  • Health & Lifestyle goals: Many clients will also have general health concerns, chronic disease or recreational pursuit. When consulting a new client, in addition to what your client does during their free time, this is a perfect opportunity to learn how important health and longevity is to them. This information will go a long way towards adding recreational calorie burning activities, social bonding opportunities and a sense of well-being into your clients program. The psychological benefits of adding health & lifestyle goals are far-reaching & lead to long-term clients.
  • Nutrition goals: A lack of nutritional structure and goal setting is one of the most common saboteurs on the road toward fitness and performance success. Clients who are not consulted and given a nutritional assessment, specific guidance and a roadmap toward success are statistically less likely to obtain the fitness and performance goals.

Follow these steps to set your client’s goals and pathway to goal and service success:

1. Have your client rate 1-4: programming should be based on both perceived client importance and the amount of support required. The goals with highest ratings should be prioritized to receive the greatest attention.

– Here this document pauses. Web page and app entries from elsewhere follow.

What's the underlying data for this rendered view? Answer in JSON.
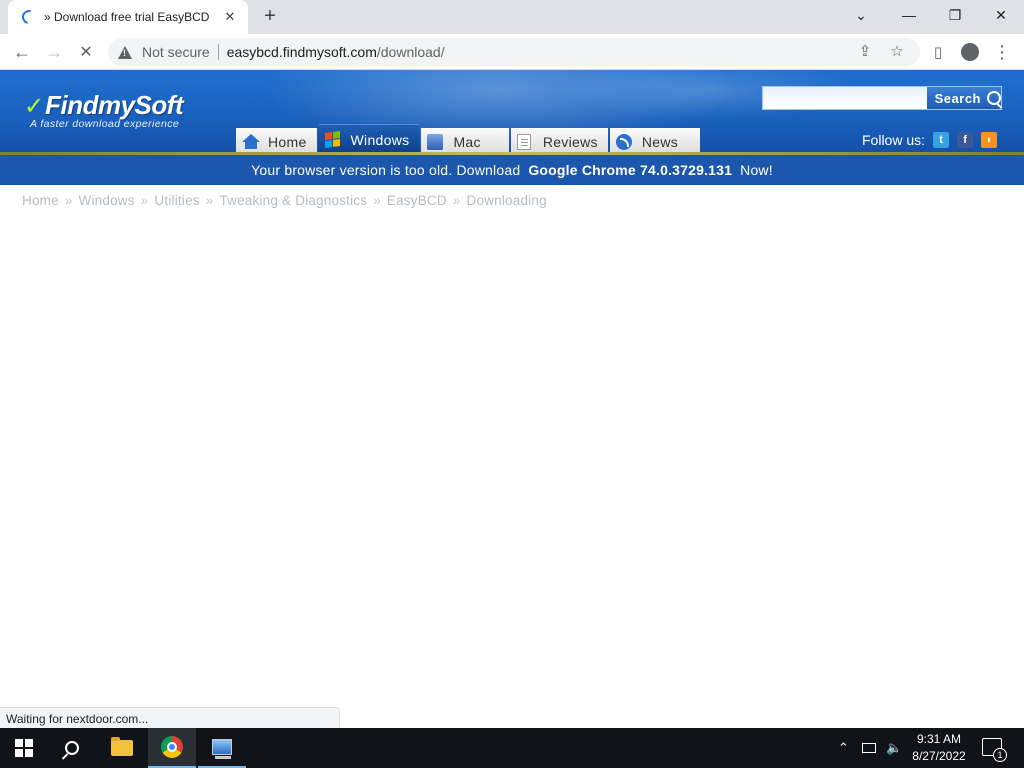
{
  "browser": {
    "tab_title": "» Download free trial EasyBCD",
    "tab_close": "✕",
    "new_tab": "+",
    "window_controls": {
      "minimize": "—",
      "maximize": "❐",
      "close": "✕",
      "tab_search": "⌄"
    },
    "nav": {
      "back": "←",
      "forward": "→",
      "stop": "✕"
    },
    "security_label": "Not secure",
    "url_domain": "easybcd.findmysoft.com",
    "url_path": "/download/",
    "toolbar_icons": [
      "share-icon",
      "star-icon",
      "side-panel-icon",
      "profile-icon",
      "menu-icon"
    ]
  },
  "site": {
    "logo_text": "FindmySoft",
    "tagline": "A faster download experience",
    "search": {
      "placeholder": "",
      "button_label": "Search"
    },
    "nav": [
      {
        "label": "Home",
        "icon": "home-icon"
      },
      {
        "label": "Windows",
        "icon": "windows-icon",
        "active": true
      },
      {
        "label": "Mac",
        "icon": "mac-icon"
      },
      {
        "label": "Reviews",
        "icon": "reviews-icon"
      },
      {
        "label": "News",
        "icon": "news-icon"
      }
    ],
    "follow_label": "Follow us:",
    "social": [
      {
        "name": "twitter-icon",
        "glyph": "t",
        "color": "#38a1e0"
      },
      {
        "name": "facebook-icon",
        "glyph": "f",
        "color": "#3b5998"
      },
      {
        "name": "rss-icon",
        "glyph": "◗",
        "color": "#f7931e"
      }
    ],
    "notice": {
      "prefix": "Your browser version is too old. Download",
      "product": "Google Chrome 74.0.3729.131",
      "suffix": "Now!"
    },
    "breadcrumb": [
      "Home",
      "Windows",
      "Utilities",
      "Tweaking & Diagnostics",
      "EasyBCD",
      "Downloading"
    ],
    "breadcrumb_separator": "»"
  },
  "status_text": "Waiting for nextdoor.com...",
  "taskbar": {
    "clock_time": "9:31 AM",
    "clock_date": "8/27/2022",
    "notification_count": "1",
    "tray_chevron": "⌃"
  },
  "colors": {
    "header_blue": "#1a61be",
    "notice_blue": "#1b57ad",
    "active_tab": "#1f5fb7",
    "taskbar": "#101418"
  }
}
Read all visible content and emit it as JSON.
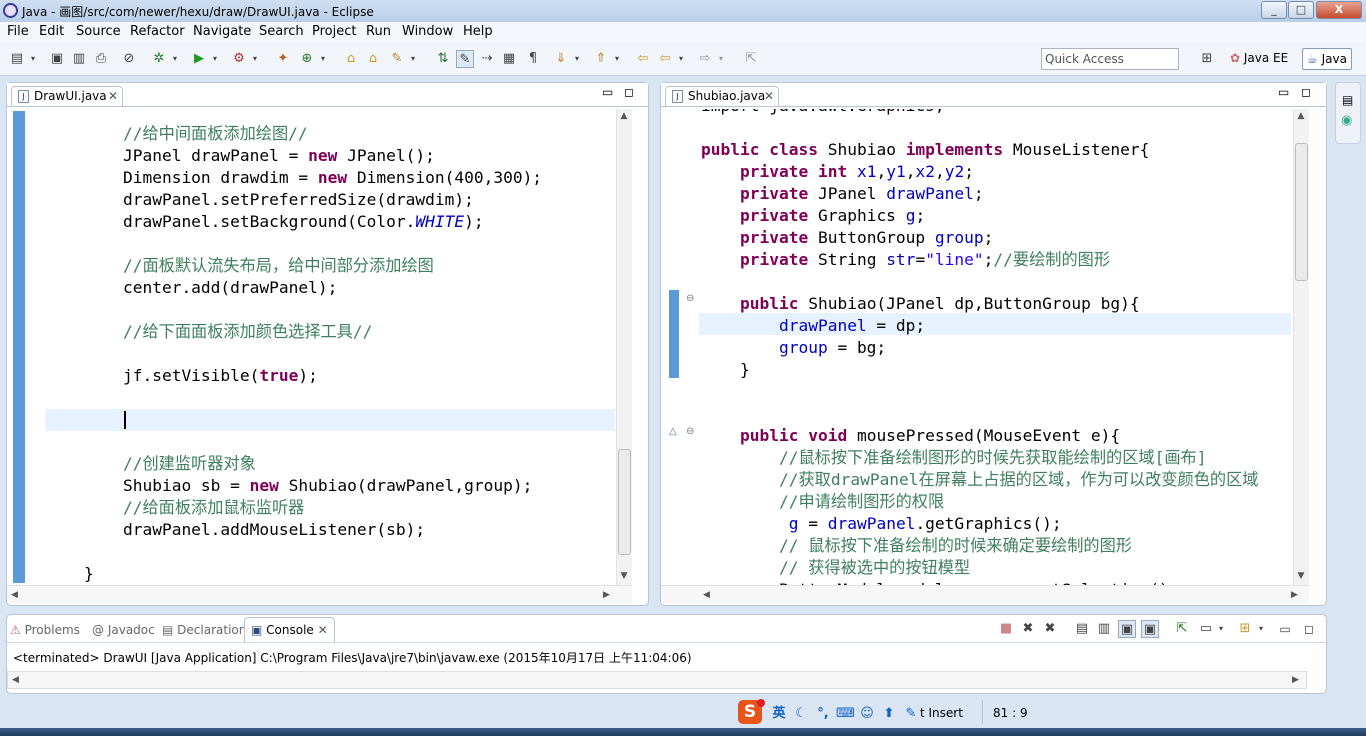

  • Which of these goals is most important to them
  • Which of these goals will be most difficult to adhere to and therefore achieve

2. Based on the fitness assessment and ratings above, prioritize specific goals, educate your clients regarding the process required to achieve these goals. Be certain to sell your abilities, specific credentials and experience in helping other clients towards their outlined path to success.

3. Build a training program that is:

  • Based on assessment and integrates the major components of SNFC fitness success (Nutrition, Cardiovascular Conditioning, Mobility, Stability, Strength, and Professional Assistance).
  • That moves all parallel lines forward simultaneously while giving specific emphasis to the prioritized goal. This will be determined from point 1 above.